Here’s what the CMHR means to me

Mena Gainpaulsingh, CEO of the Friends of the Canadian Museum for Human Rights

This job is personal for me.

I didn’t know just how personal it would be when I first walked into the Canadian Museum for Human Rights for my job interview.

Back then, I was blown away to think that I might work in a place where I would be inspired each day, surrounded by examples of the courage and perseverance of leaders like Viola Desmond, Nelson Mandela and Louis Riel.

Now, three years later, the Museum and organizations everywhere are evolving to challenge systemic racism and oppression in their own operations as well as in society. That evolution is incredibly important, because as I think about the Museum’s impact on my family, I’m also struck by how it is an example of its potential impact across the country and worldwide.

            As the mother of a bi-racial child, I sometimes fear for the world my son will grow up in, and what it might do to him. Whether it will make assumptions about him because of the colour of his skin. Whether he will be safe, respected and understood as the loving boy that he is, and the compassionate man I believe he will become.

This is why I am so grateful we have a national museum dedicated to furthering human rights, helping us all move beyond opposing racism and toward becoming actively anti-racist. We need the Museum’s to show people that it is possible to change and to help others change too. Because I don’t want my child to have to live with the same systemic racism that my generation and my parents faced.

Supporting and promoting human rights is complex and nuanced work. As an organization and as a country, we have so much to learn. And unlearn. But we need your help to continue this important work. I hope you’ll join me and many others like you and donate to the critical work of the Museum. There may be no more important time than now to promote and raise up human rights. Simply go to and donate online.

I often meet people who want to be allies but aren’t quite sure how to proceed. That’s why I’m so grateful that the Museum is a place to learn, both in person and online. It can feel vulnerable to ask questions and learn new behaviours. It’s even harder to unlearn old behaviours. Even as someone who has been involved in this work for 20 years, I continue to learn more about human rights every day. And that’s thanks to the Museum feeling like a safer place to ask the important questions and grow. It’s so important that the Museum makes people feel welcome, so that we can inspire folks to take action to fight against the prejudice and violence we still witness every day.

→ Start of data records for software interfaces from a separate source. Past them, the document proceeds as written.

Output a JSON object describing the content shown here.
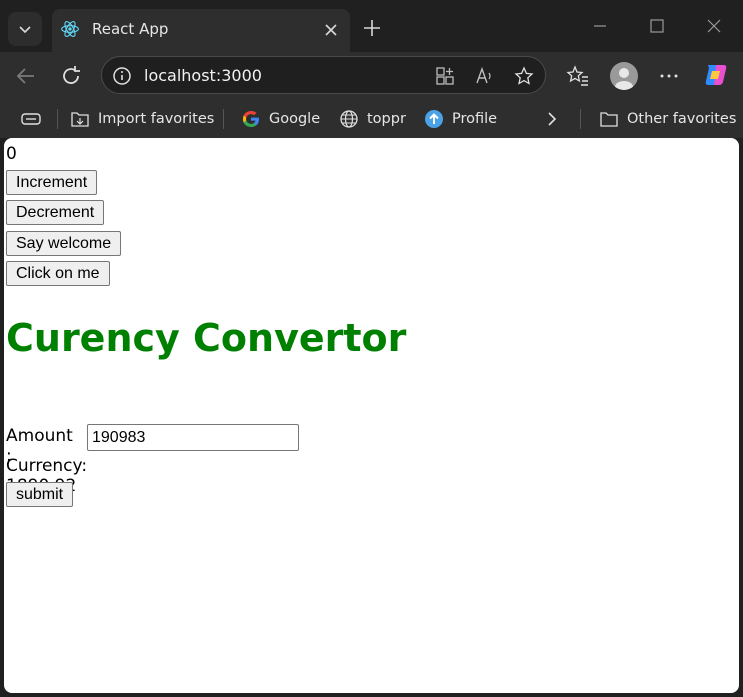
{
  "browser": {
    "tab_title": "React App",
    "url": "localhost:3000",
    "favorites": [
      {
        "label": "Import favorites",
        "icon": "import-favorites-icon"
      },
      {
        "label": "Google",
        "icon": "google-icon"
      },
      {
        "label": "toppr",
        "icon": "globe-icon"
      },
      {
        "label": "Profile",
        "icon": "profile-upload-icon"
      }
    ],
    "other_favorites": "Other favorites"
  },
  "app": {
    "counter_value": "0",
    "buttons": {
      "increment": "Increment",
      "decrement": "Decrement",
      "say_welcome": "Say welcome",
      "click_on_me": "Click on me"
    },
    "converter": {
      "title": "Curency Convertor",
      "amount_label": "Amount :",
      "amount_value": "190983",
      "currency_text": "Currency: 1890.92",
      "submit_label": "submit"
    }
  },
  "colors": {
    "heading": "#008000",
    "chrome_bg": "#202020",
    "toolbar_bg": "#2e2e2e"
  }
}
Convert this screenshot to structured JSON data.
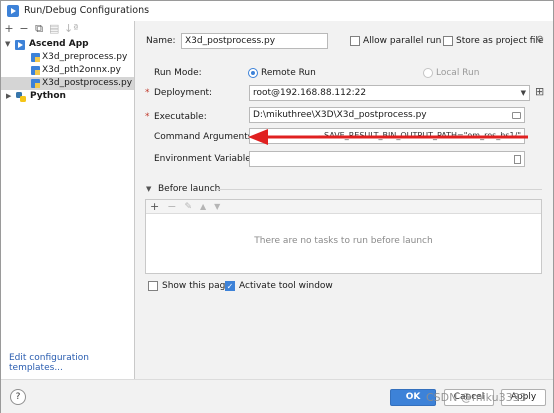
{
  "window": {
    "title": "Run/Debug Configurations"
  },
  "left_toolbar": [
    "+",
    "−",
    "⧉",
    "▤",
    "↓ª"
  ],
  "tree": {
    "group_ascend": "Ascend App",
    "items": [
      "X3d_preprocess.py",
      "X3d_pth2onnx.py",
      "X3d_postprocess.py"
    ],
    "group_python": "Python"
  },
  "edit_templates": "Edit configuration templates...",
  "form": {
    "name_label": "Name:",
    "name_value": "X3d_postprocess.py",
    "allow_parallel": "Allow parallel run",
    "store_as_project": "Store as project file",
    "run_mode_label": "Run Mode:",
    "remote_run": "Remote Run",
    "local_run": "Local Run",
    "deployment_label": "Deployment:",
    "deployment_value": "root@192.168.88.112:22",
    "executable_label": "Executable:",
    "executable_value": "D:\\mikuthree\\X3D\\X3d_postprocess.py",
    "command_args_label": "Command Arguments:",
    "command_args_value": "--SAVE_RESULT_BIN_OUTPUT_PATH=\"om_res_bs1/\"",
    "env_vars_label": "Environment Variables:"
  },
  "before_launch": {
    "title": "Before launch",
    "empty_text": "There are no tasks to run before launch"
  },
  "show_this_page": "Show this page",
  "activate_tool_window": "Activate tool window",
  "buttons": {
    "help": "?",
    "ok": "OK",
    "cancel": "Cancel",
    "apply": "Apply"
  },
  "watermark": "CSDN @miku3333",
  "colors": {
    "accent": "#3d82d8",
    "arrow": "#e02020"
  }
}
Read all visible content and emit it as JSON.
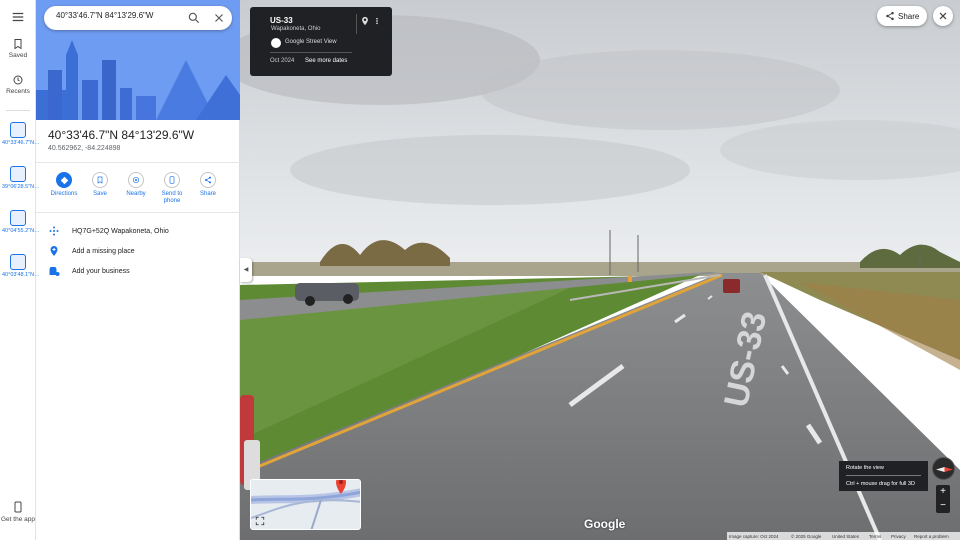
{
  "search": {
    "value": "40°33'46.7\"N 84°13'29.6\"W"
  },
  "rail": {
    "saved": "Saved",
    "recents": "Recents",
    "get_app": "Get the app",
    "recent_items": [
      "40°33'46.7\"N…",
      "39°06'28.5\"N…",
      "40°04'55.2\"N…",
      "40°03'48.1\"N…"
    ]
  },
  "place": {
    "title": "40°33'46.7\"N 84°13'29.6\"W",
    "coords": "40.562962, -84.224898",
    "actions": [
      "Directions",
      "Save",
      "Nearby",
      "Send to phone",
      "Share"
    ],
    "rows": [
      {
        "icon": "plus-code-icon",
        "label": "HQ7G+52Q Wapakoneta, Ohio"
      },
      {
        "icon": "add-place-icon",
        "label": "Add a missing place"
      },
      {
        "icon": "business-icon",
        "label": "Add your business"
      }
    ]
  },
  "street_card": {
    "road": "US-33",
    "location": "Wapakoneta, Ohio",
    "source": "Google Street View",
    "date": "Oct 2024",
    "more_dates": "See more dates"
  },
  "share_label": "Share",
  "tooltip": {
    "line1": "Rotate the view",
    "line2": "Ctrl + mouse drag for full 3D"
  },
  "logo": "Google",
  "footer": {
    "capture": "Image capture: Oct 2024",
    "copyright": "© 2025 Google",
    "country": "United States",
    "terms": "Terms",
    "privacy": "Privacy",
    "report": "Report a problem"
  },
  "road_marking": "US-33",
  "colors": {
    "accent": "#1a73e8",
    "hero": "#6e9bf2",
    "card": "#202124",
    "pin": "#ea4335"
  }
}
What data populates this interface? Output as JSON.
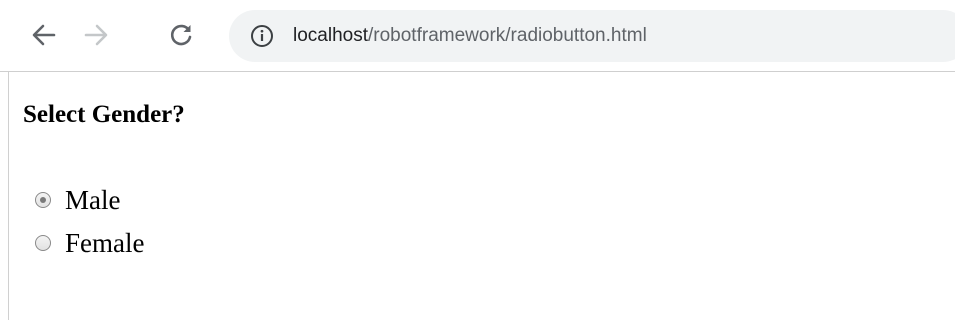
{
  "browser": {
    "icons": {
      "back": "back-arrow-icon",
      "forward": "forward-arrow-icon",
      "reload": "reload-icon",
      "site_info": "info-icon"
    },
    "url": {
      "host": "localhost",
      "path": "/robotframework/radiobutton.html"
    }
  },
  "content": {
    "heading": "Select Gender?",
    "options": [
      {
        "label": "Male",
        "selected": true
      },
      {
        "label": "Female",
        "selected": false
      }
    ]
  },
  "colors": {
    "icon_active": "#5f6368",
    "icon_disabled": "#c4c7c9",
    "omnibox_bg": "#f1f3f4",
    "url_host": "#202124",
    "url_path": "#5f6368",
    "radio_dot": "#7a7a7a"
  }
}
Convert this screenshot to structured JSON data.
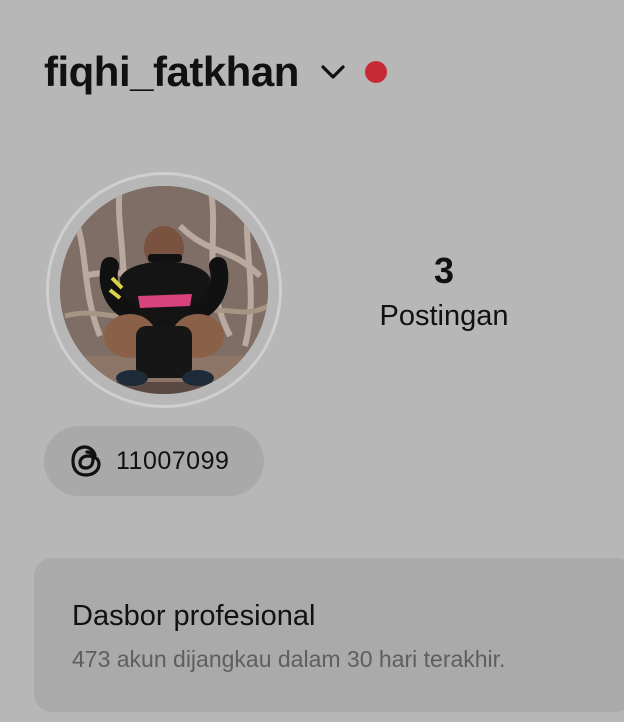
{
  "profile": {
    "username": "fiqhi_fatkhan",
    "notification_dot_color": "#c62a34",
    "chevron_icon": "chevron-down-icon"
  },
  "stats": {
    "posts_count": "3",
    "posts_label": "Postingan"
  },
  "threads": {
    "icon": "threads-icon",
    "count": "11007099"
  },
  "dashboard": {
    "title": "Dasbor profesional",
    "subtitle": "473 akun dijangkau dalam 30 hari terakhir."
  },
  "colors": {
    "background": "#b7b7b7",
    "pill": "#a9a9a9",
    "card": "#aaaaaa",
    "text": "#111111",
    "muted_text": "#5e5e5e"
  }
}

Around the world, massive refugee camps are home to millions of people displaced by persecution and genocide. Here in Canada, Black people, Indigenous people and people of colour are experiencing violence and discrimination. Members of the LGBTQ2+ community continue struggle to be treated with respect and dignity and live free of the fear of violence. Women continue to fear for their safety and experience discrimination due to their gender, often in their own homes.

This is the not the legacy I want to leave to my child or future generations. I want my son to grow up in a world where he feels safe. Where he can live in peace. Where he will, in the famous words of Martin Luther King, Jr, “be judged not by the colour of his skin, but the content of his character.”

We must do more NOW to create that future. 

The Museum is part of the solution – celebrating icons who made a difference and inspiring the next generation of Viola Desmonds, Nelson Mandelas and Louis Riels to take a stand for human rights.

This is a tumultuous time. We’ve been given good reasons to feel as though our human rights are tenuous, or up for debate. It’s at times like this, when we all feel a little less secure, that the world most needs the Museum and its message that human rights are always critical. We need to be reminded both of how far we’ve come and how far we have still to go. The world needs a beacon of hope, stories of overcoming great hardships, and a reminder that “evil prevails when good people do nothing.”

Please join me and other good people and donate today to help to build a kinder, safer, more peaceful world that my child – and everyone’s children – can grow up in.


Mena Gainpaulsingh
CEO, Friends of the Canadian Museum for Human Rights

P.S. As the mother of a bi-racial son, I worry everyday about the way that he’ll be treated – whether he’ll get the respect he deserves. As a Canadian, and as a woman of colour, I also worry about the way our communities and our world will move forward amidst this unprecedented turmoil. But I know this: to make it through, we need beacons of hope, and examples of what can happen when we work together. That’s why I’m asking you to support the Canadian Museum for Human Rights. As Canadians, we have to work together to resist racism and discrimination – in ourselves, in our organizations and in our communities. We must struggle even harder for a brighter future when we are faced with the immense challenges of our stormy present. Through the Museum, we can truly make a difference, for my child and for yours. Please donate today. Simply go to and donate online.